'''

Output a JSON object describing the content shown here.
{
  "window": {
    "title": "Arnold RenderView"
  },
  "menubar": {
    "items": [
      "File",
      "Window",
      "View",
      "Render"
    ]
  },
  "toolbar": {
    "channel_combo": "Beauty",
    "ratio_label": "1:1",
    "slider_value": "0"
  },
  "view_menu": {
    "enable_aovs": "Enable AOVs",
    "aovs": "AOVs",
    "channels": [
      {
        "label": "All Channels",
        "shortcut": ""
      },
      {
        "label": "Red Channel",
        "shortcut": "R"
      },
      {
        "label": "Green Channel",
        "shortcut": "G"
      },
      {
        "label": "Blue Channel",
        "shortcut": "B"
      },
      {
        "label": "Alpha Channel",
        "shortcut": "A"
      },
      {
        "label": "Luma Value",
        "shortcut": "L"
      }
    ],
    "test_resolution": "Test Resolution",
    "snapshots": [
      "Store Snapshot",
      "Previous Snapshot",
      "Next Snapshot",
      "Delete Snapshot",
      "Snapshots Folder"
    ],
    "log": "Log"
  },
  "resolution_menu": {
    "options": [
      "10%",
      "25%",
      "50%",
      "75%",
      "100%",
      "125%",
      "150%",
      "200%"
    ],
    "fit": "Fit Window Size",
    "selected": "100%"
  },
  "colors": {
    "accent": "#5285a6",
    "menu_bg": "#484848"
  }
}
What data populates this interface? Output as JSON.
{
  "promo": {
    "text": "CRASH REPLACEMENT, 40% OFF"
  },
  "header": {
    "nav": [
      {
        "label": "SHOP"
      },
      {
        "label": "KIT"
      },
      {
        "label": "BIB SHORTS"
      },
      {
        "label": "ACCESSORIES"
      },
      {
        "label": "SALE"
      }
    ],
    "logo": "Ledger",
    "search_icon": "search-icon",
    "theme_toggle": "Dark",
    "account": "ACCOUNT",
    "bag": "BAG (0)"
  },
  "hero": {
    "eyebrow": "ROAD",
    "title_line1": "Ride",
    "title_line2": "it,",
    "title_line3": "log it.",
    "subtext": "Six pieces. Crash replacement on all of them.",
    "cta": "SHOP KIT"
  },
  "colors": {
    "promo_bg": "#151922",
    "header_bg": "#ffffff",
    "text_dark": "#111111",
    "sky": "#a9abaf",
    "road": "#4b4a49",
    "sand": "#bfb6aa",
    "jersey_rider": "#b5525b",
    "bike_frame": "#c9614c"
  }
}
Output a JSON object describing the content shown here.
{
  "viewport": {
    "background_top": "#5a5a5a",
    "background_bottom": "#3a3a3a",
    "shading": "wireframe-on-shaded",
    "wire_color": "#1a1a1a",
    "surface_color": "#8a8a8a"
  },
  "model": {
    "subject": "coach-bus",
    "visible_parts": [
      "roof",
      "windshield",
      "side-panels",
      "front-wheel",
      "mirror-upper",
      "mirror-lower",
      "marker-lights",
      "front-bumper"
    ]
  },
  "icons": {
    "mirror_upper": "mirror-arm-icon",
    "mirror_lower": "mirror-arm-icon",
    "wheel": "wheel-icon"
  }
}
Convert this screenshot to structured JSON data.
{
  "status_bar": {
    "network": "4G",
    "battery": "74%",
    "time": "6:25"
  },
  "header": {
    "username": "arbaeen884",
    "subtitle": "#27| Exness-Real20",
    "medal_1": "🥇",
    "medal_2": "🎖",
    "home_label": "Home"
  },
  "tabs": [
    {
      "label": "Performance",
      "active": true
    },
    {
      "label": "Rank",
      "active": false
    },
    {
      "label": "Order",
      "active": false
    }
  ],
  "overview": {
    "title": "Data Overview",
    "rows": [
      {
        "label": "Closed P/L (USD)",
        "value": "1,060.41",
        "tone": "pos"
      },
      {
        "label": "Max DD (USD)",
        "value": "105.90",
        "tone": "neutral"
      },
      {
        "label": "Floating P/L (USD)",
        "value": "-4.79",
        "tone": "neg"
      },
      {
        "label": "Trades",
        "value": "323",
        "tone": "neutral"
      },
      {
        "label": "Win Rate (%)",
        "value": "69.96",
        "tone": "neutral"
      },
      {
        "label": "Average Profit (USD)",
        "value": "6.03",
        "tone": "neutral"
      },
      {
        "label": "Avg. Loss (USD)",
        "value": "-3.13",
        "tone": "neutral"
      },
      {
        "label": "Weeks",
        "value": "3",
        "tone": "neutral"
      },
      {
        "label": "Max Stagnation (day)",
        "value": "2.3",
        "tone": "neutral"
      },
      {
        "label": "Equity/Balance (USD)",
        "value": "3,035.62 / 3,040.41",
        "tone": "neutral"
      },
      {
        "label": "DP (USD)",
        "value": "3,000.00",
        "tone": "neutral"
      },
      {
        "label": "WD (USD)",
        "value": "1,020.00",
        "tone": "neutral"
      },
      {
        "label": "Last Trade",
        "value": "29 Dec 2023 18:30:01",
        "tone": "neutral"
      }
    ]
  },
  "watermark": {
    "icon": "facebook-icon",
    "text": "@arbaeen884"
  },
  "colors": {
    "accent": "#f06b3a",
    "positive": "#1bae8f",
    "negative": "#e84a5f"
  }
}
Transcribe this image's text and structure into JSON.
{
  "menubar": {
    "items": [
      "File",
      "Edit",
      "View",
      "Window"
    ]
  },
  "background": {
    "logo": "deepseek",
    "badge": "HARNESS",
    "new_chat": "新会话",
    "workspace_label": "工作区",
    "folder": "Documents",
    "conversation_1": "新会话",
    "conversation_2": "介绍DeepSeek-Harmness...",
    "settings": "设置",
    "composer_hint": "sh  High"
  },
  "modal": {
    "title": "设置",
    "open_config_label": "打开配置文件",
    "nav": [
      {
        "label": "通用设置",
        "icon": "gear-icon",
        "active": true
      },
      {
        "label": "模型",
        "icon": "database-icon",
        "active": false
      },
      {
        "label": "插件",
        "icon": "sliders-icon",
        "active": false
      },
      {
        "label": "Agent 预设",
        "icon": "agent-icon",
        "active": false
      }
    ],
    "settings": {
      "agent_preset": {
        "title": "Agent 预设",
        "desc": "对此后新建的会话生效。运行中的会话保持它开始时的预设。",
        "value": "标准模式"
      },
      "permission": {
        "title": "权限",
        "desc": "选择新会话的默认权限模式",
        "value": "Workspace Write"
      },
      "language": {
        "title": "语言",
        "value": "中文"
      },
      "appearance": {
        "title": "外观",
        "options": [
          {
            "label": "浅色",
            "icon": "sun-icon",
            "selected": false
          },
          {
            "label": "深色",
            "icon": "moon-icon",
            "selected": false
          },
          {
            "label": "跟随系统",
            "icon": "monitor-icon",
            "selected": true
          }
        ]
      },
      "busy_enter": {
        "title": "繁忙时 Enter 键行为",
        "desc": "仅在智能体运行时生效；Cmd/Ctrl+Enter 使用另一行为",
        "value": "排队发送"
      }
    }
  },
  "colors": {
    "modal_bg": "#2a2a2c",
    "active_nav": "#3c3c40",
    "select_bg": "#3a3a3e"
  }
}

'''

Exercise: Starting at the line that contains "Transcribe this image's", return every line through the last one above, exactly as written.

Finished task:
Transcribe this image's text and structure into JSON.
{
  "menubar": {
    "items": [
      "File",
      "Edit",
      "View",
      "Window"
    ]
  },
  "background": {
    "logo": "deepseek",
    "badge": "HARNESS",
    "new_chat": "新会话",
    "workspace_label": "工作区",
    "folder": "Documents",
    "conversation_1": "新会话",
    "conversation_2": "介绍DeepSeek-Harmness...",
    "settings": "设置",
    "composer_hint": "sh  High"
  },
  "modal": {
    "title": "设置",
    "open_config_label": "打开配置文件",
    "nav": [
      {
        "label": "通用设置",
        "icon": "gear-icon",
        "active": true
      },
      {
        "label": "模型",
        "icon": "database-icon",
        "active": false
      },
      {
        "label": "插件",
        "icon": "sliders-icon",
        "active": false
      },
      {
        "label": "Agent 预设",
        "icon": "agent-icon",
        "active": false
      }
    ],
    "settings": {
      "agent_preset": {
        "title": "Agent 预设",
        "desc": "对此后新建的会话生效。运行中的会话保持它开始时的预设。",
        "value": "标准模式"
      },
      "permission": {
        "title": "权限",
        "desc": "选择新会话的默认权限模式",
        "value": "Workspace Write"
      },
      "language": {
        "title": "语言",
        "value": "中文"
      },
      "appearance": {
        "title": "外观",
        "options": [
          {
            "label": "浅色",
            "icon": "sun-icon",
            "selected": false
          },
          {
            "label": "深色",
            "icon": "moon-icon",
            "selected": false
          },
          {
            "label": "跟随系统",
            "icon": "monitor-icon",
            "selected": true
          }
        ]
      },
      "busy_enter": {
        "title": "繁忙时 Enter 键行为",
        "desc": "仅在智能体运行时生效；Cmd/Ctrl+Enter 使用另一行为",
        "value": "排队发送"
      }
    }
  },
  "colors": {
    "modal_bg": "#2a2a2c",
    "active_nav": "#3c3c40",
    "select_bg": "#3a3a3e"
  }
}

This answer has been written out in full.